Zaria Forman, a contemporary artist residing in New York, creates astonishingly realistic drawings of arctic landscapes. Her extraordinary talent and methodology have gained her critical acclaim, establishing her as one of today’s most influential artists.
Forman uses her fingers and the palm of her hands almost exclusively to create her drawings of quickly disappearing glaciers and icebergs.
Gary White, Co-founder and CEO of Water.org and WaterEquity, is a visionary leader dedicated to addressing the worldwide water crisis. His commitment originated from observing the severe conditions experienced by communities in Honduras lacking safe water and sanitation facilities.
Committed to effecting change, he arranged a fundraising dinner that generated sufficient resources to provide water to a village. This act served as inspiration for establishing WaterPartners International, presently recognized as Water.org, an organization that has significantly improved the well-being of millions of individuals worldwide.
Clean water and sanitation is central to sustainable development and the post-2015 development agenda, with strong linkages to many of the other proposed Sustainable Development Goals. Learn more through the excellent infographics provided below, and do remember to share this important knowledge with friends and family.
Credits: Unilever for World Water Day
High in the hills of the San Juan Tlacotenco Forest, the worth of water is revealed as nearby villagers make the arduous journey to the Zacasonapan Spring.
For generations, the pilgrimage has been a regular tradition for many who live in the area and rely on the natural water source for survival. A particularly steep and rocky path shows just how treacherous it can be, especially while hauling heavy water jugs on the way back home.
Clean water is essential for all life on Earth to thrive. The water cycle is not contained within our countries’ borders or boundaries, which makes it a challenge to monitor, maintain and implement improvements and changes. Ownership of, and access to, this essential natural resource has been at the forefront of many disputes around the world, between neighboring countries and communities, and even countries on opposite sides of an ocean. Across the globe we are observing conflicts, wars and water refugees as people struggle for equal access to what has been widely termed as Blue Gold.

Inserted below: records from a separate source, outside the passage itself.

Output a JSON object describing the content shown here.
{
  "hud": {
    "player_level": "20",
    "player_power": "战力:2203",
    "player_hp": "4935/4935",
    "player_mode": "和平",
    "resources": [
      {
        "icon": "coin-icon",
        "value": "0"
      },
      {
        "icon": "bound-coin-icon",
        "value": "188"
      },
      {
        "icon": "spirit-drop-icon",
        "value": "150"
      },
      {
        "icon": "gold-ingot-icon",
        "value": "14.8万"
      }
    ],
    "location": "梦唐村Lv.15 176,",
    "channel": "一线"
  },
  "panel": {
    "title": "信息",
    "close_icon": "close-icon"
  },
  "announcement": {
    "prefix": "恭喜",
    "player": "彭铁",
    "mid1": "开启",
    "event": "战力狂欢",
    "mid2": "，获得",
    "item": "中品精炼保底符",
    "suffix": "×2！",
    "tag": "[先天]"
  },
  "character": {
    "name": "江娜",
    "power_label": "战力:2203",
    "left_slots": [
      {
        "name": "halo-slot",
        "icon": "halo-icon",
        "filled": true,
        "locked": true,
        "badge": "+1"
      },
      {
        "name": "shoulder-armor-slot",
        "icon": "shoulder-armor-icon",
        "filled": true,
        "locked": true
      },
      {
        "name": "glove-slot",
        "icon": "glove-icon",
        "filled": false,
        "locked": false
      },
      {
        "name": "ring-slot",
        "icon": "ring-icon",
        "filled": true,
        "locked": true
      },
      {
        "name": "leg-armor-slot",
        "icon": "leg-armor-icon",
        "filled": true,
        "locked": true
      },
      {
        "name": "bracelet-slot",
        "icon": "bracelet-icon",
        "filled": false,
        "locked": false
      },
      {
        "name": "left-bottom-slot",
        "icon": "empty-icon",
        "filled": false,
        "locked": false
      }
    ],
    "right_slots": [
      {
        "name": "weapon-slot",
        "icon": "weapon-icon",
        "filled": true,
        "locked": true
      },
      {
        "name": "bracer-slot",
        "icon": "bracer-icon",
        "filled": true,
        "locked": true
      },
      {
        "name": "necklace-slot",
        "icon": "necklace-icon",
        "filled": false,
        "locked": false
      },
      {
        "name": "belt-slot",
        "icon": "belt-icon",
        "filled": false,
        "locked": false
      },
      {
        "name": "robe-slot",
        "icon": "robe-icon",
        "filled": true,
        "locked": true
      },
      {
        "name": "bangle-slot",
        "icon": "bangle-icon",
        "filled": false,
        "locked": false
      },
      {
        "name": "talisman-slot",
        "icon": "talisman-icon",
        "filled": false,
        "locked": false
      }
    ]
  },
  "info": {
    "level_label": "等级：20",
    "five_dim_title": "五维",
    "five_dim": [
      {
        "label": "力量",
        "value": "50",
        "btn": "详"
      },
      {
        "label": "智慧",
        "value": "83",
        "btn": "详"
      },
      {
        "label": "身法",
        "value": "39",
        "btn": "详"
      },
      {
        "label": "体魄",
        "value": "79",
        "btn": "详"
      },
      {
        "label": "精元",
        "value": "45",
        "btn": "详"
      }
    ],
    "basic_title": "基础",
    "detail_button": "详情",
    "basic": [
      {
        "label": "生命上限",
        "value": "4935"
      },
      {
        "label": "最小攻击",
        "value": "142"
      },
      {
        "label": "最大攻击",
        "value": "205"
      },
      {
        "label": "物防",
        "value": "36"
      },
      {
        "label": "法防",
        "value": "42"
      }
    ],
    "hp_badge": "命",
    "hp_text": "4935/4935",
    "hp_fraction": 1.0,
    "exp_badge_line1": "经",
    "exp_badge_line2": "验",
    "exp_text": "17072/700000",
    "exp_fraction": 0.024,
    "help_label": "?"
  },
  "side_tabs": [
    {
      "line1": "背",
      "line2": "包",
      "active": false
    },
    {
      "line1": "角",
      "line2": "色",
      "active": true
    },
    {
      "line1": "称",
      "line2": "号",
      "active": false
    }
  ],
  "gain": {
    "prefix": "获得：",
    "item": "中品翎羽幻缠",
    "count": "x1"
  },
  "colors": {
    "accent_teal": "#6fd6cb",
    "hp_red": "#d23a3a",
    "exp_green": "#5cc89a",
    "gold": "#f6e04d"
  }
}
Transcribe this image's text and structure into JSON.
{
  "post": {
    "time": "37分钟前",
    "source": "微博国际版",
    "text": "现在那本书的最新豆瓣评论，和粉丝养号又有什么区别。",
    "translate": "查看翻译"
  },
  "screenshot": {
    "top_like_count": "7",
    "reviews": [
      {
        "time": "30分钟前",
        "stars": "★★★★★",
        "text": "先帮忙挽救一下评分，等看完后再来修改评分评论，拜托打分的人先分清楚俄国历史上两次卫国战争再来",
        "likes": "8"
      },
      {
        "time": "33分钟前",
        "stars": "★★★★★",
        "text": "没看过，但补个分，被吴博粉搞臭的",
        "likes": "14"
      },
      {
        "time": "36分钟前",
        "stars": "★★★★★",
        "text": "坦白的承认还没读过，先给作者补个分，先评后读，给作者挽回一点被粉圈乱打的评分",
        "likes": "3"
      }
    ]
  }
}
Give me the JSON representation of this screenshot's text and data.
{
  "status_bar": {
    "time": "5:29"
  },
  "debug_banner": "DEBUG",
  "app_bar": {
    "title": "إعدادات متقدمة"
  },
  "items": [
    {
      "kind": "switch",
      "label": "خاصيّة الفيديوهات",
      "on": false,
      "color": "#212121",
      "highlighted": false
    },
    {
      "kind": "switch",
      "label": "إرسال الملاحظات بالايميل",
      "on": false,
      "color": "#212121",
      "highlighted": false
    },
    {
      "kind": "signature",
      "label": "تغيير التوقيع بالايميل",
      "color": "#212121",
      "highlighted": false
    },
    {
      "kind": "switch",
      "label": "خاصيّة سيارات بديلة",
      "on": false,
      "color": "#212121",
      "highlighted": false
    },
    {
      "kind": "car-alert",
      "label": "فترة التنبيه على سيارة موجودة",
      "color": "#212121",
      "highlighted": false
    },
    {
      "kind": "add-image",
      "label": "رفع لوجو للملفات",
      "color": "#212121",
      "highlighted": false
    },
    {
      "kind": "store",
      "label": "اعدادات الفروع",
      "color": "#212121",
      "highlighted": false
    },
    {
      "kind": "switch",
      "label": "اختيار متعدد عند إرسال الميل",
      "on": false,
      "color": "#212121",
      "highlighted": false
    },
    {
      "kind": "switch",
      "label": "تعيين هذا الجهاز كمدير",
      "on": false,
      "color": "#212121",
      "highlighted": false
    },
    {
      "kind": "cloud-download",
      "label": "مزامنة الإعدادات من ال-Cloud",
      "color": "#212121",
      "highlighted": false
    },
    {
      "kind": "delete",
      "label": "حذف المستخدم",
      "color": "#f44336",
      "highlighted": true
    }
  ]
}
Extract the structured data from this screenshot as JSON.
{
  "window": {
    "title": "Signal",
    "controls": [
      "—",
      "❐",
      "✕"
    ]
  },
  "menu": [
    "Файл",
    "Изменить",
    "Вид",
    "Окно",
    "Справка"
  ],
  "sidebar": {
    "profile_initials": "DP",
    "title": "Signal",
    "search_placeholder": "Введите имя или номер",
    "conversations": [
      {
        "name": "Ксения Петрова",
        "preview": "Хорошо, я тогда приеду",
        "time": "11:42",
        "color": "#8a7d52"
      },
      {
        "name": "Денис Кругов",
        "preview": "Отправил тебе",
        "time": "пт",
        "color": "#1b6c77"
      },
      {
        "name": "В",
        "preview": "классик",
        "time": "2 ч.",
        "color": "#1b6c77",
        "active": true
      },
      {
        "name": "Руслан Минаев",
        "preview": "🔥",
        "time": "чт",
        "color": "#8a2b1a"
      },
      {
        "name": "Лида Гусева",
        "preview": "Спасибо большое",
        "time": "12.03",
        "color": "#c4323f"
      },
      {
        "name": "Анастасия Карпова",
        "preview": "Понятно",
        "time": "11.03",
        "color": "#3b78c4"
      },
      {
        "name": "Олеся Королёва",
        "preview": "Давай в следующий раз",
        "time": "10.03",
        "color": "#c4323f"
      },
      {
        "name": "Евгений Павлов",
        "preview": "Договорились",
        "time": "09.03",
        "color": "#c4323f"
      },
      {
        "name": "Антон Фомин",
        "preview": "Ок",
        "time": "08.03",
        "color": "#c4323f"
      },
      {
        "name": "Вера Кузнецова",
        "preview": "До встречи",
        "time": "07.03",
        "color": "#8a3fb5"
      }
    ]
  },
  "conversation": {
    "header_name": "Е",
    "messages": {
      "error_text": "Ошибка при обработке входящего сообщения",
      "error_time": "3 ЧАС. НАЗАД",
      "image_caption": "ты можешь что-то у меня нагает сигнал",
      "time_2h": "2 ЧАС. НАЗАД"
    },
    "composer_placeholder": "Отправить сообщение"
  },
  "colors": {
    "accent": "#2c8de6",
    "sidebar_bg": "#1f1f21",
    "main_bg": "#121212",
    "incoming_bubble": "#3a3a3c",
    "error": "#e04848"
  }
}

Economies on both a national and local level depend upon clean freshwater and saltwater regions. In theory, a thriving economy has the ability to fund infrastructure projects and provide basic needs for all of its citizens. However, even wealthy countries are struggling to provide sufficient standards of clean water, with each region negotiating its own bespoke complications.
Each year on April 22nd, people and nations around the world celebrate Earth Day to raise awareness and promote action toward environmental protection and sustainability. Activities typically include community clean-ups and educational campaigns designed to promote sustainability in daily life.
The origins of Earth Day date back to the 1960s and a decade of growing enviro-consciousness brought about by the publication of Rachel Carson’s Silent Spring and a series of environmental disasters that climaxed with a devastating oil spill off the coast of California in 1969. Gaylord Nelson, a U.S. Senator from Wisconsin, organized the first Earth Day in 1970, when an estimated 20 million Americans took part in organized activities ranging from tree plantings to beach cleanups and teach-ins on college campuses.
Since those humble beginnings, Earth Day has become a global event – but amidst the tree plantings and landscape revitalization lies a subtle and yet direct connection between Earth Day and Public Health. Just as we depend on the natural environment for our survival, civilization creates and shapes a social and economic environment that greatly influences the health and well-being of our species.
By releasing greenhouse gases into the atmosphere, humans are changing the global climate in ways that are affecting the marine environment in terms of weather patterns, water temperature, sea level, ocean chemistry, currents, coastal erosion and the frequency of storms.